* [WHAT TO DO]
Take each line of the records below that contains the string "options" and copy it.

:::

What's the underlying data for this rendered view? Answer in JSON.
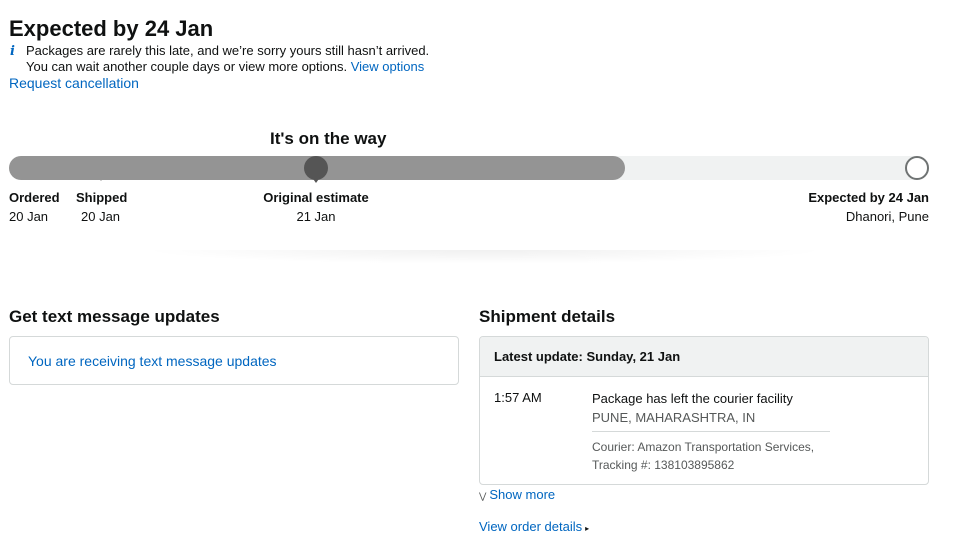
{
  "header": {
    "title": "Expected by 24 Jan",
    "notice_line1": "Packages are rarely this late, and we’re sorry yours still hasn’t arrived.",
    "notice_line2": "You can wait another couple days or view more options.",
    "view_options_link": "View options",
    "request_cancellation": "Request cancellation",
    "info_icon": "i"
  },
  "tracker": {
    "status": "It's on the way",
    "progress_fraction": 0.67,
    "milestones": [
      {
        "label": "Ordered",
        "date": "20 Jan"
      },
      {
        "label": "Shipped",
        "date": "20 Jan"
      },
      {
        "label": "Original estimate",
        "date": "21 Jan"
      },
      {
        "label": "Expected by 24 Jan",
        "date": "Dhanori, Pune"
      }
    ]
  },
  "sms": {
    "title": "Get text message updates",
    "message": "You are receiving text message updates"
  },
  "shipment": {
    "title": "Shipment details",
    "latest_update": "Latest update: Sunday, 21 Jan",
    "time": "1:57 AM",
    "event": "Package has left the courier facility",
    "location": "PUNE, MAHARASHTRA, IN",
    "courier": "Courier: Amazon Transportation Services,",
    "tracking": "Tracking #: 138103895862",
    "show_more": "Show more",
    "view_order_details": "View order details"
  },
  "colors": {
    "link": "#0066c0",
    "progress_fill": "#949494",
    "progress_track": "#f0f2f2",
    "marker": "#555555"
  }
}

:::

* [EXERCISE RESULT]
    "notice_line2": "You can wait another couple days or view more options.",
    "view_options_link": "View options",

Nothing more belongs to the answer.